9. Childhood virus RSV shows promise against adult cancer
10. Breast cancer screening saves lives, new study shows
11. Brain Bleeds More Common in Smokers, Research Shows
Post Your Comments:
*Name:
*Comment:
*Email:
Related Image:
Drug Shows Promise Against Fragile X Syndrome, Possibly Autism
(Date:6/26/2016)... ... ... PawPaws brand pet supplements owned by Whole Health Supply is ... of felines. The formula is all-natural and is made from Chinese herbs that have ... Kidney Support Supplement Soft Chews are Astragalus Root Extract and Rehmannia Root Extract ...
(Date:6/25/2016)... ... ... Austin residents seeking Mohs surgery services, can now turn to Dr. Jessica ... Peckham for medical and surgical dermatology. , Dr. Dorsey brings specialization to include Mohs ... Mohs Micrographic Surgery completed by Dr. Dorsey was under the direction of Glenn Goldstein, ...
(Date:6/25/2016)... ... ... As a lifelong Southern Californian, Dr. Omkar Marathe earned his Bachelors in ... School of Medicine at UCLA. He trained in Internal Medicine at Scripps Green Hospital ... at the UCLA-Olive View-Cedars Sinai program where he had the opportunity to train in ...
(Date:6/24/2016)... Los Angeles, CA (PRWEB) , ... June 24, 2016 , ... ... plastic surgery procedures that most people are unfamiliar with. The article goes on to ... known procedures, but also many of these less common operations such as calf and ...
(Date:6/24/2016)... ... June 24, 2016 , ... The ... in Dallas that it will receive two significant new grants to support its ... PHA marked its 25th anniversary by recognizing patients, medical professionals and scientists for ...
Breaking Medicine News(10 mins):
(Date:6/23/2016)... , June 23, 2016 ... CAPR ), a biotechnology company focused on ... today announced that patient enrollment in its ongoing ... Duchenne) has exceeded 50% of its 24-patient target. ... in the third quarter of 2016, and to ...
(Date:6/23/2016)... June 23, 2016 , , ... July 7, 2016 , , , , LOCATION: , , ... , , , EXPERT PANELISTS:  , , , Frost & ... Analyst, Christi Bird; Senior Industry Analyst, Divyaa Ravishankar and Unmesh Lal, ... The global pharmaceutical industry is witnessing an exceptional era. Several new ...

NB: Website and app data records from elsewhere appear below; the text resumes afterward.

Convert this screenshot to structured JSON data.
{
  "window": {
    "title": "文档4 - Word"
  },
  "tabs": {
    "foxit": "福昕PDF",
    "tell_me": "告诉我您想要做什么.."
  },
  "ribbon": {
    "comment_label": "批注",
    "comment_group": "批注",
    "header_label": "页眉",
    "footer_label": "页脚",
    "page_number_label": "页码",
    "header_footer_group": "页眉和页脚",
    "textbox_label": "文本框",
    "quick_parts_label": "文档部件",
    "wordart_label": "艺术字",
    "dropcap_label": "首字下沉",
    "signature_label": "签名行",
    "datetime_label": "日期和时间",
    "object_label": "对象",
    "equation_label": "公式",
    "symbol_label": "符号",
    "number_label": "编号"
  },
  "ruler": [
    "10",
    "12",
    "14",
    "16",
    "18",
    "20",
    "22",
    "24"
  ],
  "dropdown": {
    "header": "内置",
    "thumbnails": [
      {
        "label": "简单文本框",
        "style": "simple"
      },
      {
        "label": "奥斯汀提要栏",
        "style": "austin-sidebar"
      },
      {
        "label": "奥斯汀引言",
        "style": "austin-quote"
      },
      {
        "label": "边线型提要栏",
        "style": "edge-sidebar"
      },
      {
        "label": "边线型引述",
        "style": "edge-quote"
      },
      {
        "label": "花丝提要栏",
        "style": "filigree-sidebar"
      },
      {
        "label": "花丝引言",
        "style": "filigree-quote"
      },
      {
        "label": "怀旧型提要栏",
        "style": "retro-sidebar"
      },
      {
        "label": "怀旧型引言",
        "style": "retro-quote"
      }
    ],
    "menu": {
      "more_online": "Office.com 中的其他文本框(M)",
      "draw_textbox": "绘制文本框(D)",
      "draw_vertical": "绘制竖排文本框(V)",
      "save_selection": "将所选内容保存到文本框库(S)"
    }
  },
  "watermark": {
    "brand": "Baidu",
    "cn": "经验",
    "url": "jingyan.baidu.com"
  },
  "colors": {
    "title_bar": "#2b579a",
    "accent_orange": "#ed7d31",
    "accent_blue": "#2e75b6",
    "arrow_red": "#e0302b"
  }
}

(Date:6/23/2016)... June 23, 2016 Revolutionary technology ... Oticon , industry leaders in advanced audiology and ... Oticon Opn ™, the world,s first internet connected ... for IoT devices.      (Photo: http://photos.prnewswire.com/prnh/20160622/382240 ... a number of ,world firsts,: , TwinLink™ ...
Breaking Medicine Technology: